WHAT TO WORK ON. Would you print the records below word for word, without the pictures?

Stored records
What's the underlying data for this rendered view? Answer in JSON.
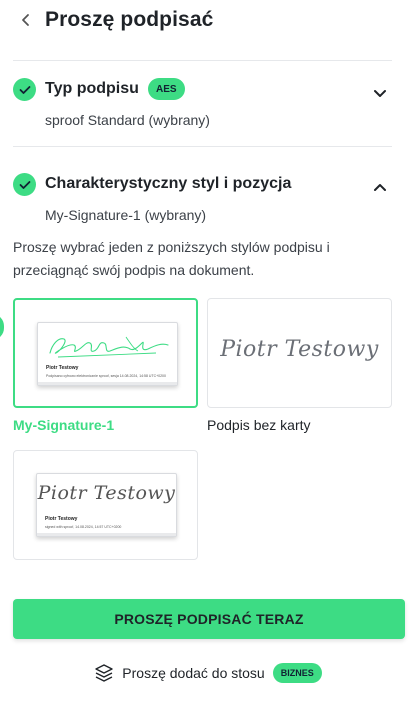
{
  "header": {
    "title": "Proszę podpisać"
  },
  "sections": [
    {
      "title": "Typ podpisu",
      "badge": "AES",
      "subtitle": "sproof Standard (wybrany)"
    },
    {
      "title": "Charakterystyczny styl i pozycja",
      "subtitle": "My-Signature-1 (wybrany)"
    }
  ],
  "instruction": "Proszę wybrać jeden z poniższych stylów podpisu i przeciągnąć swój podpis na dokument.",
  "cards": [
    {
      "label": "My-Signature-1",
      "signer": "Piotr Testowy",
      "note": "Podpisano cyfrowo elektronicznie sproof, sesja 14.08.2024, 14:58 UTC+0200",
      "signature_color": "#3ddc84"
    },
    {
      "label": "Podpis bez karty",
      "signature_text": "Piotr Testowy"
    },
    {
      "signature_text": "Piotr Testowy",
      "signer": "Piotr Testowy",
      "note": "signed with sproof, 14.08.2024, 14:57 UTC+0200"
    }
  ],
  "cta": {
    "label": "PROSZĘ PODPISAĆ TERAZ"
  },
  "stack": {
    "label": "Proszę dodać do stosu",
    "badge": "BIZNES"
  },
  "colors": {
    "accent": "#3ddc84",
    "text": "#1f2328",
    "muted": "#3c4148",
    "divider": "#e6e8eb"
  }
}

PROBLEM SOLUTION.
What's the underlying data for this rendered view? Answer in JSON.
{
  "header": {
    "title": "Proszę podpisać"
  },
  "sections": [
    {
      "title": "Typ podpisu",
      "badge": "AES",
      "subtitle": "sproof Standard (wybrany)"
    },
    {
      "title": "Charakterystyczny styl i pozycja",
      "subtitle": "My-Signature-1 (wybrany)"
    }
  ],
  "instruction": "Proszę wybrać jeden z poniższych stylów podpisu i przeciągnąć swój podpis na dokument.",
  "cards": [
    {
      "label": "My-Signature-1",
      "signer": "Piotr Testowy",
      "note": "Podpisano cyfrowo elektronicznie sproof, sesja 14.08.2024, 14:58 UTC+0200",
      "signature_color": "#3ddc84"
    },
    {
      "label": "Podpis bez karty",
      "signature_text": "Piotr Testowy"
    },
    {
      "signature_text": "Piotr Testowy",
      "signer": "Piotr Testowy",
      "note": "signed with sproof, 14.08.2024, 14:57 UTC+0200"
    }
  ],
  "cta": {
    "label": "PROSZĘ PODPISAĆ TERAZ"
  },
  "stack": {
    "label": "Proszę dodać do stosu",
    "badge": "BIZNES"
  },
  "colors": {
    "accent": "#3ddc84",
    "text": "#1f2328",
    "muted": "#3c4148",
    "divider": "#e6e8eb"
  }
}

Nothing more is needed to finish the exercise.